Aim of the exercise: Every line below that holds "bubble" must be copied.

Excerpted records:
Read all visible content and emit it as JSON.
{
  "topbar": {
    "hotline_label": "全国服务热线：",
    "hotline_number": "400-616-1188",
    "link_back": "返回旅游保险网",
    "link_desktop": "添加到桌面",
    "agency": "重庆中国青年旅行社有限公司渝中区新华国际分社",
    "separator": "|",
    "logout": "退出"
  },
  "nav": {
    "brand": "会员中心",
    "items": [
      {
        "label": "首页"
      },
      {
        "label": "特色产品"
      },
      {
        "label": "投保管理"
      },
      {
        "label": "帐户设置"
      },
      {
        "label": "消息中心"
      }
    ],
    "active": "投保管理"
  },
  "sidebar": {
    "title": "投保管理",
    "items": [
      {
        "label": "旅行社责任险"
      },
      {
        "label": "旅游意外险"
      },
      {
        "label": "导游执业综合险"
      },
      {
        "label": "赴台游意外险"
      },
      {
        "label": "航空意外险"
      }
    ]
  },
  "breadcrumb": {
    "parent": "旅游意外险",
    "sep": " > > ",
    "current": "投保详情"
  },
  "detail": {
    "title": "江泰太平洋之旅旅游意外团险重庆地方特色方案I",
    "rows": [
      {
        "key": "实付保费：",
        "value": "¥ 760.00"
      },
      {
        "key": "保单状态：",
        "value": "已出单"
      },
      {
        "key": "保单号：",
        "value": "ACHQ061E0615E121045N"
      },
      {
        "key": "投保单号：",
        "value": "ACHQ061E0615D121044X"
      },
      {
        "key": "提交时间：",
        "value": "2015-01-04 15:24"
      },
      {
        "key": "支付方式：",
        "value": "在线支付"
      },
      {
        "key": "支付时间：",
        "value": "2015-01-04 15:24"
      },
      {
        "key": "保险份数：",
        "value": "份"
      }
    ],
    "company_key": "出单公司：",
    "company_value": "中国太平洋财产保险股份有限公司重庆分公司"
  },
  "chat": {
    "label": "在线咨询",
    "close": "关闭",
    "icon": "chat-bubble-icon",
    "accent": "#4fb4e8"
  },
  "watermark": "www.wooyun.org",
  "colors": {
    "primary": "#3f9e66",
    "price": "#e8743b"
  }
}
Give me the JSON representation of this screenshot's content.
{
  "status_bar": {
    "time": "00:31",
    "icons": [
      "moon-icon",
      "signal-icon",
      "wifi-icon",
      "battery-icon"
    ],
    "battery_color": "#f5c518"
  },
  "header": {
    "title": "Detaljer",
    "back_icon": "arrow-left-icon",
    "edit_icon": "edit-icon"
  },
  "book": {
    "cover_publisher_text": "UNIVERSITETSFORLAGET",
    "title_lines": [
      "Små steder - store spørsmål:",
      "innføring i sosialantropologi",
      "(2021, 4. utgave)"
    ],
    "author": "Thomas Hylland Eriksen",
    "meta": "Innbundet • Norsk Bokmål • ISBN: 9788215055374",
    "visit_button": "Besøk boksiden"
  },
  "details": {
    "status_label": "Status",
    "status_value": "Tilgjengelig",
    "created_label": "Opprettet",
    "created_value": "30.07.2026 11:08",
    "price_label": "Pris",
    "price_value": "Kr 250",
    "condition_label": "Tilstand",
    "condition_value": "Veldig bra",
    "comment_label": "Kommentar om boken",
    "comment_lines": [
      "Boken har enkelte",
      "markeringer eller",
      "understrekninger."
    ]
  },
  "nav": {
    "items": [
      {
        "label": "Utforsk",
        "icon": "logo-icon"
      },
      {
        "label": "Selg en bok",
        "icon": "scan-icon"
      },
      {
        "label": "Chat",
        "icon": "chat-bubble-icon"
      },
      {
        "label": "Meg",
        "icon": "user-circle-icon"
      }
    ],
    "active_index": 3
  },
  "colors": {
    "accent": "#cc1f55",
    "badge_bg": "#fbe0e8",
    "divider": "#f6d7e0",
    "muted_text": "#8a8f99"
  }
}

Response box:
    "icon": "chat-bubble-icon",
        "icon": "chat-bubble-icon"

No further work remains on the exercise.